America's Day, Ignatius Phayre, 1919, page 79:

But the telephone service is seen at its best in country districts, far from any railway--perhaps in a region where no roads exist, and the trails are impassable through bad weather and furious storms. Here the farmer is "neighbourized" by the friendly wire. These rural lines have a regular news service supplied by a general call after supper at night. Widely-scattered subscribers gather round in their own homes, whilst the far-off Central first of all gives out the correct time--a greater boon to these lonely folk than the city dweller might imagine. Next comes a condensed report of the day's home and foreign news; then the current quotations for wheat and cotton and corn, oats and eggs, butter and all sorts of live stock, from the Jersey cow to the laying hen. Country teachers give lessons over the 'phone to pupils who are blizzard-bound in their own homes for days together.

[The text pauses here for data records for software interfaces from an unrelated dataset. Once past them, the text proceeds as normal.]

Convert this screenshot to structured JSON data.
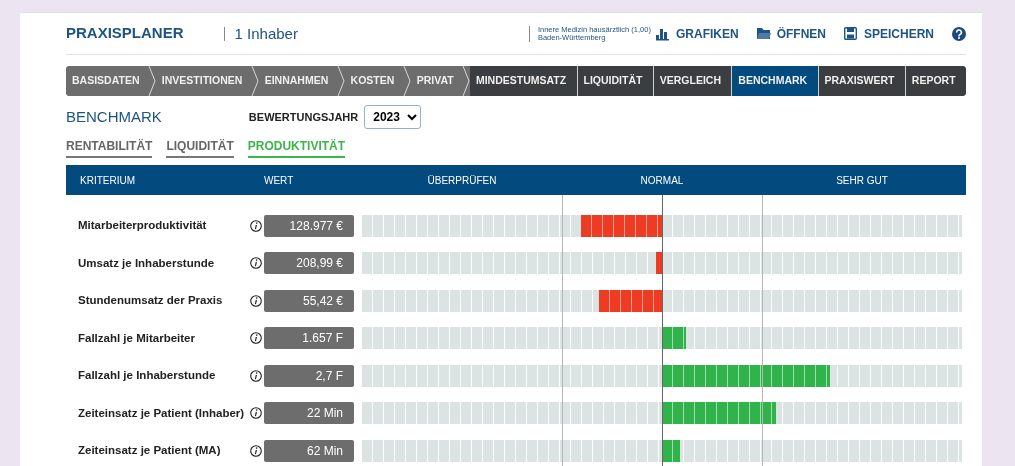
{
  "header": {
    "title": "PRAXISPLANER",
    "subtitle": "1 Inhaber",
    "specialty": "Innere Medizin hausärztlich (1,00)",
    "region": "Baden-Württemberg",
    "actions": [
      {
        "label": "GRAFIKEN",
        "kind": "charts"
      },
      {
        "label": "ÖFFNEN",
        "kind": "open"
      },
      {
        "label": "SPEICHERN",
        "kind": "save"
      }
    ]
  },
  "tabs": [
    {
      "label": "BASISDATEN",
      "kind": "step",
      "selected": false
    },
    {
      "label": "INVESTITIONEN",
      "kind": "step",
      "selected": false
    },
    {
      "label": "EINNAHMEN",
      "kind": "step",
      "selected": false
    },
    {
      "label": "KOSTEN",
      "kind": "step",
      "selected": false
    },
    {
      "label": "PRIVAT",
      "kind": "step",
      "selected": false
    },
    {
      "label": "MINDESTUMSATZ",
      "kind": "page",
      "selected": false
    },
    {
      "label": "LIQUIDITÄT",
      "kind": "page",
      "selected": false
    },
    {
      "label": "VERGLEICH",
      "kind": "page",
      "selected": false
    },
    {
      "label": "BENCHMARK",
      "kind": "page",
      "selected": true
    },
    {
      "label": "PRAXISWERT",
      "kind": "page",
      "selected": false
    },
    {
      "label": "REPORT",
      "kind": "page",
      "selected": false
    }
  ],
  "section": {
    "title": "BENCHMARK",
    "year_label": "BEWERTUNGSJAHR",
    "year": "2023"
  },
  "subtabs": [
    {
      "label": "RENTABILITÄT",
      "selected": false
    },
    {
      "label": "LIQUIDITÄT",
      "selected": false
    },
    {
      "label": "PRODUKTIVITÄT",
      "selected": true
    }
  ],
  "table": {
    "columns": [
      "KRITERIUM",
      "WERT"
    ],
    "scale": [
      "ÜBERPRÜFEN",
      "NORMAL",
      "SEHR GUT"
    ],
    "rows": [
      {
        "label": "Mitarbeiterproduktivität",
        "value": "128.977 €",
        "kind": "below",
        "level": 0.27
      },
      {
        "label": "Umsatz je Inhaberstunde",
        "value": "208,99 €",
        "kind": "below",
        "level": 0.02
      },
      {
        "label": "Stundenumsatz der Praxis",
        "value": "55,42 €",
        "kind": "below",
        "level": 0.21
      },
      {
        "label": "Fallzahl je Mitarbeiter",
        "value": "1.657 F",
        "kind": "above",
        "level": 0.08
      },
      {
        "label": "Fallzahl je Inhaberstunde",
        "value": "2,7 F",
        "kind": "above",
        "level": 0.56
      },
      {
        "label": "Zeiteinsatz je Patient (Inhaber)",
        "value": "22 Min",
        "kind": "above",
        "level": 0.38
      },
      {
        "label": "Zeiteinsatz je Patient (MA)",
        "value": "62 Min",
        "kind": "above",
        "level": 0.06
      }
    ]
  }
}
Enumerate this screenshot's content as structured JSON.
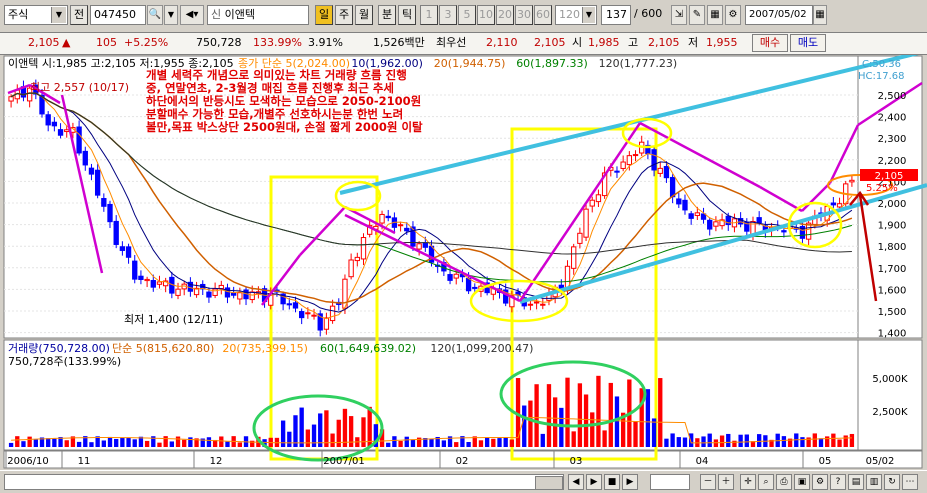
{
  "toolbar": {
    "market_type": "주식",
    "prev_label": "전",
    "code": "047450",
    "stock_name": "이앤텍",
    "credit_label": "신",
    "period_buttons": [
      "일",
      "주",
      "월",
      "분",
      "틱"
    ],
    "interval_buttons": [
      "1",
      "3",
      "5",
      "10",
      "20",
      "30",
      "60",
      "120"
    ],
    "view_count": "137",
    "total_count": "/ 600",
    "date": "2007/05/02"
  },
  "quote": {
    "price": "2,105",
    "arrow": "▲",
    "change": "105",
    "change_pct": "+5.25%",
    "volume": "750,728",
    "volume_ratio": "133.99%",
    "turnover": "3.91%",
    "amount": "1,526백만",
    "ask_label": "최우선",
    "ask1": "2,110",
    "bid1": "2,105",
    "open_label": "시",
    "open": "1,985",
    "high_label": "고",
    "high": "2,105",
    "low_label": "저",
    "low": "1,955",
    "buy_button": "매수",
    "sell_button": "매도"
  },
  "price_panel": {
    "ohlc_legend": "이앤텍 시:1,985 고:2,105 저:1,955 종:2,105",
    "ma_legend": [
      "종가 단순 5(2,024.00)",
      "10(1,962.00)",
      "20(1,944.75)",
      "60(1,897.33)",
      "120(1,777.23)"
    ],
    "high_marker": "최고 2,557 (10/17)",
    "low_marker": "최저 1,400 (12/11)",
    "annotation_lines": [
      "개별 세력주 개념으로 의미있는 차트 거래량 흐름 진행",
      "중, 연말연초, 2-3월경 매집 흐름 진행후 최근 추세",
      "하단에서의 반등시도 모색하는 모습으로 2050-2100원",
      "분할매수 가능한 모습,개별주 선호하시는분 한번 노려",
      "볼만,목표 박스상단 2500원대, 손절 짧게 2000원 이탈"
    ],
    "y_axis_labels": [
      "2,500",
      "2,400",
      "2,300",
      "2,200",
      "2,100",
      "2,000",
      "1,900",
      "1,800",
      "1,700",
      "1,600",
      "1,500",
      "1,400"
    ],
    "corner_labels": [
      "C:50.36",
      "HC:17.68"
    ],
    "price_tag": "2,105",
    "pct_tag": "5.25%"
  },
  "volume_panel": {
    "legend": [
      "거래량(750,728.00)",
      "단순 5(815,620.80)",
      "20(735,399.15)",
      "60(1,649,639.02)",
      "120(1,099,200.47)"
    ],
    "sub_legend": "750,728주(133.99%)",
    "y_axis_labels": [
      "5,000K",
      "2,500K"
    ]
  },
  "x_axis_labels": [
    "2006/10",
    "11",
    "12",
    "2007/01",
    "02",
    "03",
    "04",
    "05",
    "05/02"
  ],
  "colors": {
    "up": "#ff0000",
    "down": "#0000ff",
    "ma5": "#ff8c00",
    "ma10": "#000080",
    "ma20": "#d06000",
    "ma60": "#008000",
    "ma120": "#303030",
    "highlight": "#ffff00",
    "trendline": "#40c0e0",
    "drawn": "#d000d0",
    "circle_green": "#30d060",
    "arrow": "#c00000"
  }
}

The deaf have telephones in their church pews; even the marriage ceremony has been conducted over sympathetic wires, with a lady reporter as bridesmaid and the press photographer as best man.